Every line holding "Страница" should be copied from the records below.

- TASK MATERIAL -
□ □ □ □ □ □ □

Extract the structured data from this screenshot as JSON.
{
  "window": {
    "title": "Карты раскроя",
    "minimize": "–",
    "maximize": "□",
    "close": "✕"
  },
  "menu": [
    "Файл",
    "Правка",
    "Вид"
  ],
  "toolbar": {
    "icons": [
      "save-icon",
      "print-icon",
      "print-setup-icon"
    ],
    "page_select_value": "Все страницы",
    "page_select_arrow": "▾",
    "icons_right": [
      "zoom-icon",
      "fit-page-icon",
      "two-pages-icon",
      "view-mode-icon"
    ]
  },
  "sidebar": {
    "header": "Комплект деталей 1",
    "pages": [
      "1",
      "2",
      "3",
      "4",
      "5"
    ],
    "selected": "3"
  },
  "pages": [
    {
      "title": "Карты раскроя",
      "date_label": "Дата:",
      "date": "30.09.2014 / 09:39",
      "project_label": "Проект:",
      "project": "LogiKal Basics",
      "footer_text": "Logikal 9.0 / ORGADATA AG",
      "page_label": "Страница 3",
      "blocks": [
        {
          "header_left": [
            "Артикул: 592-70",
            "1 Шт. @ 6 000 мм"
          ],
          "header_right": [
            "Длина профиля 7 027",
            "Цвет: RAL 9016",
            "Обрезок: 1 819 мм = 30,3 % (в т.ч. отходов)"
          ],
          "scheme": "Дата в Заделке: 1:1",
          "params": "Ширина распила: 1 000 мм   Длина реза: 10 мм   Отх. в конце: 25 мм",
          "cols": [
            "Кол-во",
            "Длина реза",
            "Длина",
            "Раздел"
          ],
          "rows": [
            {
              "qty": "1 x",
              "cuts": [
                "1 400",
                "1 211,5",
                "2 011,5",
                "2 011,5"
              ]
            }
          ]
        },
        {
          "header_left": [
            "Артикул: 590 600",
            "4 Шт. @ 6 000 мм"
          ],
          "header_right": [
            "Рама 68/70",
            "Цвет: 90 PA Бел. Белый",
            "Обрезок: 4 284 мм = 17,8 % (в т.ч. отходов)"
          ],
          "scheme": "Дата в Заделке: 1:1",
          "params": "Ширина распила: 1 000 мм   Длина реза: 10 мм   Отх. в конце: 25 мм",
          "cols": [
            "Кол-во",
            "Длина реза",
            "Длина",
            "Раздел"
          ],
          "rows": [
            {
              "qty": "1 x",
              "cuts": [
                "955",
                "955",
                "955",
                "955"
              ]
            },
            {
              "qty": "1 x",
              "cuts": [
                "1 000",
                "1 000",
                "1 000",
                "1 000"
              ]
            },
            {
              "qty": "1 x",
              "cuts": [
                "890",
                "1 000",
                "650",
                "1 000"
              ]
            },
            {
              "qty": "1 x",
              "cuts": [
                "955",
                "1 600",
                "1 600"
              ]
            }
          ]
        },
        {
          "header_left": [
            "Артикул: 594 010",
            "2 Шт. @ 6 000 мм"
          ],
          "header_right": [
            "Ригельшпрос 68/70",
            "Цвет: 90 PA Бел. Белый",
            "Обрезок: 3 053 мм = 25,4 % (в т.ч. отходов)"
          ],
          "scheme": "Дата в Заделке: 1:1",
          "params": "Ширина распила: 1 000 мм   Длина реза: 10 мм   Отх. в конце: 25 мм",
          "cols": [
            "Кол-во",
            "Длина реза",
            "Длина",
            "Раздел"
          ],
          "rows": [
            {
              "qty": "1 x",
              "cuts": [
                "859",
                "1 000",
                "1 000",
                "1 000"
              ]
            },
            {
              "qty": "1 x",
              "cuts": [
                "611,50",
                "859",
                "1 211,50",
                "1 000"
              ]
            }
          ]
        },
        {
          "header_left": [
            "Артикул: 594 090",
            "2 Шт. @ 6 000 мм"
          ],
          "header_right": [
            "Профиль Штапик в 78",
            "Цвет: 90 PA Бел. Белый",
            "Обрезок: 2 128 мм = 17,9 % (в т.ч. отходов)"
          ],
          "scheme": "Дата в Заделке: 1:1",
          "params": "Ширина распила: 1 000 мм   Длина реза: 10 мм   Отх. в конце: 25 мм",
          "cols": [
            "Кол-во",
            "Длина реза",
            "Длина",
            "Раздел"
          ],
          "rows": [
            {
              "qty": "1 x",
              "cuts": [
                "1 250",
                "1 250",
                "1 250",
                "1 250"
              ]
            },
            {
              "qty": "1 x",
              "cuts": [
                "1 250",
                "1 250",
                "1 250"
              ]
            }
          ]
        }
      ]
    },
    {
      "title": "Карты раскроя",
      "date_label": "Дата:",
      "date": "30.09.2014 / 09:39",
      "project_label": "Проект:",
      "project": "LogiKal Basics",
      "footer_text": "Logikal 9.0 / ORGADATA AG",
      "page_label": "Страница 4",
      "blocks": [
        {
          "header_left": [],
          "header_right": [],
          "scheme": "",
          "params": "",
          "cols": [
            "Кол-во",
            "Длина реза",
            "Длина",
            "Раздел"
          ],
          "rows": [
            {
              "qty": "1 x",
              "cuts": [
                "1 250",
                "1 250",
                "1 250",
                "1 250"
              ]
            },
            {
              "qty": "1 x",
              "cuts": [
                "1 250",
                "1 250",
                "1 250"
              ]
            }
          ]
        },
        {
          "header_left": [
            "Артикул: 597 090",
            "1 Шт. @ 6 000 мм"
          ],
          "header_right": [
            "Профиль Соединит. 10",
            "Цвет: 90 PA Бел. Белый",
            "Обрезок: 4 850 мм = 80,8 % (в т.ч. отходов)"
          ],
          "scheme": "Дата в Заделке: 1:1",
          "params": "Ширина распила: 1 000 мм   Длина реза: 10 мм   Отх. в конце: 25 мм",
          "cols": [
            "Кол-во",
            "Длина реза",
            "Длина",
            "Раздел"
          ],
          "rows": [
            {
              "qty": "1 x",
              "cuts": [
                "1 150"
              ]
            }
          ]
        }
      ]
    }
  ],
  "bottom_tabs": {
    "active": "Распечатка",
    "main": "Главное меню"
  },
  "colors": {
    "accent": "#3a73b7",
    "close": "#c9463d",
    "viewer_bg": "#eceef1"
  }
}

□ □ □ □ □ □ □

- REPLY TO THE EXERCISE -
      "page_label": "Страница 3",
      "page_label": "Страница 4",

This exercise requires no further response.